Forests Are Expanding Worldwide, Aided by High-Yield Farming Practices

Published September 1, 2007

An international research team reports in the Proceedings of the National Academy of Sciences that 22 of the 50 most forested countries in the world have been gaining forest since 1990, reversing the trend of forest decline often associated with modern societies and rising populations.

Modern Growing Techniques

The countries with growing forest assets include the United States, Canada, much of Europe, European Russia, China, and India.

This growth has been enabled by high-yield farms, which grow more food per acre on the best-quality land and leave marginal land to trees; high-yield tree plantations with faster-growing trees; wood imports from the world’s faster-growing warm-climate forests; and the continuing rural-urban migration that substitutes kerosene for firewood in Third World cooking and heating.

Unfortunately, Indonesia, Nigeria, and the Philippines report declining forest assets.

U.S. Success Story

In America, a huge surge of timber harvest and farming expansion between 1850 and 1910 denuded 190 million acres of forest, says Proceedings article co-author Jesse Ausubel of Rockefeller University. Since then, however, high-yield crops and livestock have permitted forests to re-grow in New England, West Virginia, the Ozarks, and other marginal farming areas.

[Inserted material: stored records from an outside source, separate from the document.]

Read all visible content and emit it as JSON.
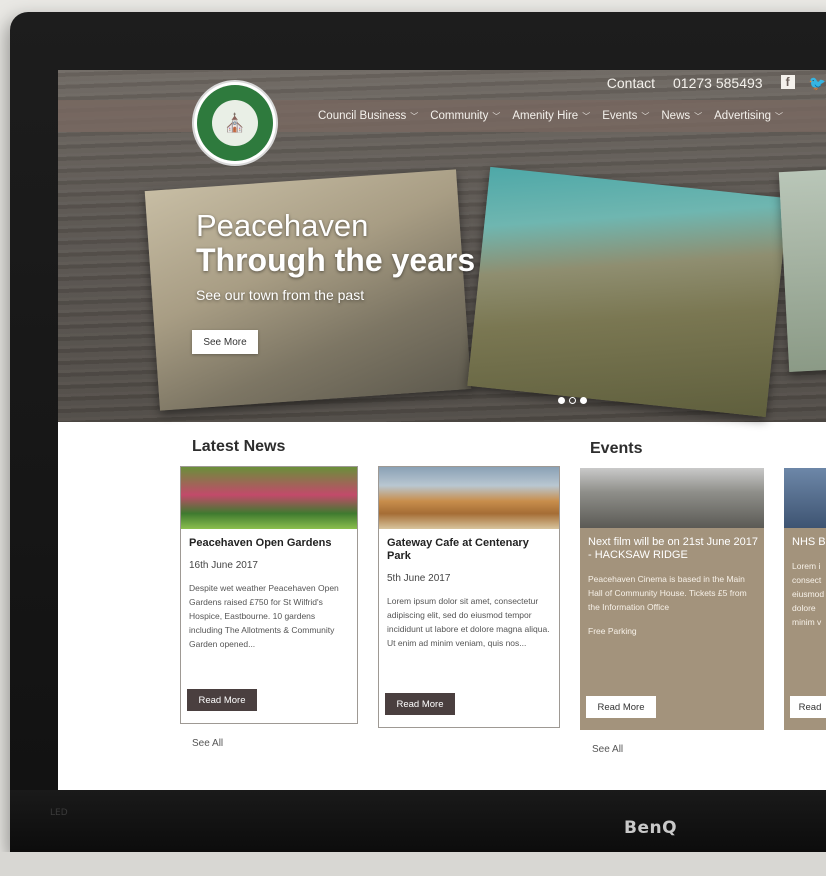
{
  "top": {
    "contact": "Contact",
    "phone": "01273 585493"
  },
  "logo": {
    "text": "PEACEHAVEN TOWN COUNCIL"
  },
  "nav": [
    {
      "label": "Council Business"
    },
    {
      "label": "Community"
    },
    {
      "label": "Amenity Hire"
    },
    {
      "label": "Events"
    },
    {
      "label": "News"
    },
    {
      "label": "Advertising"
    }
  ],
  "hero": {
    "title1": "Peacehaven",
    "title2": "Through the years",
    "subtitle": "See our town from the past",
    "button": "See More",
    "slides": 3,
    "active_slide": 1
  },
  "news": {
    "heading": "Latest News",
    "see_all": "See All",
    "items": [
      {
        "title": "Peacehaven Open Gardens",
        "date": "16th June 2017",
        "body": "Despite wet weather Peacehaven Open Gardens raised £750 for St Wilfrid's Hospice, Eastbourne. 10 gardens including The Allotments & Community Garden opened...",
        "button": "Read More"
      },
      {
        "title": "Gateway Cafe at Centenary Park",
        "date": "5th June 2017",
        "body": "Lorem ipsum dolor sit amet, consectetur adipiscing elit, sed do eiusmod tempor incididunt ut labore et dolore magna aliqua. Ut enim ad minim veniam, quis nos...",
        "button": "Read More"
      }
    ]
  },
  "events": {
    "heading": "Events",
    "see_all": "See All",
    "items": [
      {
        "title": "Next film will be on 21st June 2017 - HACKSAW RIDGE",
        "body": "Peacehaven Cinema is based in the Main Hall of Community House. Tickets £5 from the Information Office",
        "extra": "Free Parking",
        "button": "Read More"
      },
      {
        "title": "NHS B",
        "body": "Lorem i consect eiusmod et dolore minim v",
        "button": "Read"
      }
    ]
  },
  "monitor": {
    "brand": "BenQ",
    "led": "LED"
  },
  "colors": {
    "nav_bar": "#786860",
    "event_card": "#a3937c",
    "button_dark": "#4a3f3f",
    "logo_green": "#2e7a3d"
  }
}
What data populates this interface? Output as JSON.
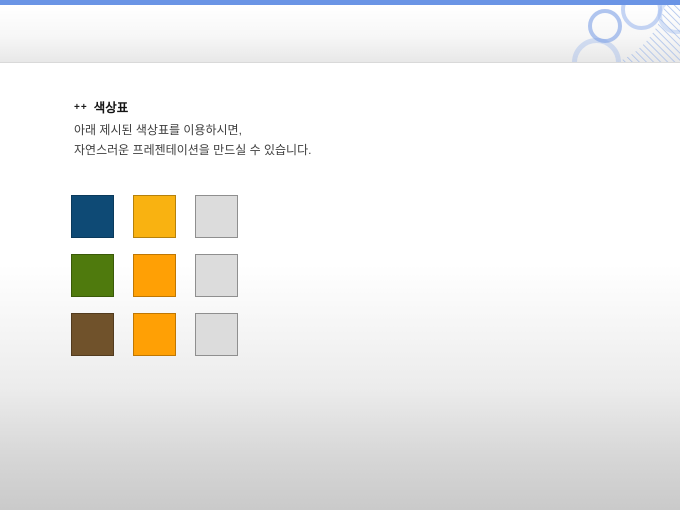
{
  "slide": {
    "title": {
      "prefix": "++",
      "text": "색상표"
    },
    "body_lines": [
      "아래 제시된 색상표를 이용하시면,",
      "자연스러운 프레젠테이션을 만드실 수 있습니다."
    ],
    "palette": {
      "rows": 3,
      "cols": 3,
      "cells": [
        {
          "name": "dark-navy",
          "hex": "#0E4A75",
          "border": "#0A3A5C"
        },
        {
          "name": "amber",
          "hex": "#F9B211",
          "border": "#B5810C"
        },
        {
          "name": "light-gray",
          "hex": "#DCDCDC",
          "border": "#8F8F8F"
        },
        {
          "name": "olive-green",
          "hex": "#4F7A0D",
          "border": "#3A5A08"
        },
        {
          "name": "orange",
          "hex": "#FFA005",
          "border": "#BF7703"
        },
        {
          "name": "light-gray",
          "hex": "#DCDCDC",
          "border": "#8F8F8F"
        },
        {
          "name": "brown",
          "hex": "#70522B",
          "border": "#523B1E"
        },
        {
          "name": "orange",
          "hex": "#FFA005",
          "border": "#BF7703"
        },
        {
          "name": "light-gray",
          "hex": "#DCDCDC",
          "border": "#8F8F8F"
        }
      ]
    },
    "theme": {
      "top_bar_blue": "#6A94E5",
      "decoration_blue": "#A8C0EC",
      "page_bottom_gray": "#CACACA"
    }
  }
}
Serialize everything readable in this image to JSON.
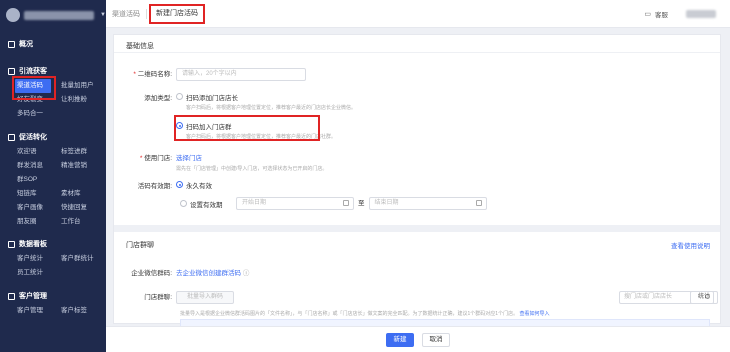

U.S. corn yields have soared from 25 bushels per acre in 1860 to more than 140 bushels today. Meat and milk production per acre has doubled since 1970.

The researchers for the article say expanded tree plantations are expected to lower the percentage of wood cut from natural forests from 67 percent today to 25 percent by 2050.

Article co-author Paul Waggoner of the University of Connecticut notes more of today’s U.S. wood harvest is coming from Southern forests that can grow twice as fast as Northern ones, and from tree plantations where species selection, fertilizer, and weed suppression hasten tree growth.

Mixed International Picture

French forest cover expanded from about 7 percent to 25 percent of the nation’s geographic area over the past century as wheat yields surged from less than 2 tons per hectare in 1950 to more than 7 tons per hectare with greater use of fertilizer, better seeds, and fungicides.

In Asia, 792,000 hectares of forest were cleared between 1990 and 2000–but reforestation programs in China and India added more than 1 million hectares of forests between 2000 and 2005. There are good reasons to believe the big Asian countries have now gotten rich enough to value trees and forests.

In the Caribbean, forests are recovering in Puerto Rico and the Dominican Republic, but Haiti has been almost entirely deforested by poverty and poor governance.

Environmental Scares Threaten Forests

One of the biggest threats to forests today is the First World’s fear of global warming. Third World countries that have been over-cutting their forests for firewood are now being discouraged from substituting fossil fuels such as kerosene and fuel oil.

The current interest in biofuels is also threatening forests in the United States, France, and Malaysia. The U.S. mandate for 7.5 billion gallons of biofuels by 2012 could trigger the clearing of millions of acres of heartland forests to expand corn production for ethanol.

Corn ethanol produces only a net 50 gallons’ worth of gasoline per acre per year, so even dramatic deforestation won’t make much of a dent in the annual U.S. demand for 135 billion gallons of gasoline.

Dennis Avery ([email protected]) is director of the Center for Global Food Issues (CGFI). An earlier version of this article appeared on the CGFI Web site and is reprinted here with permission.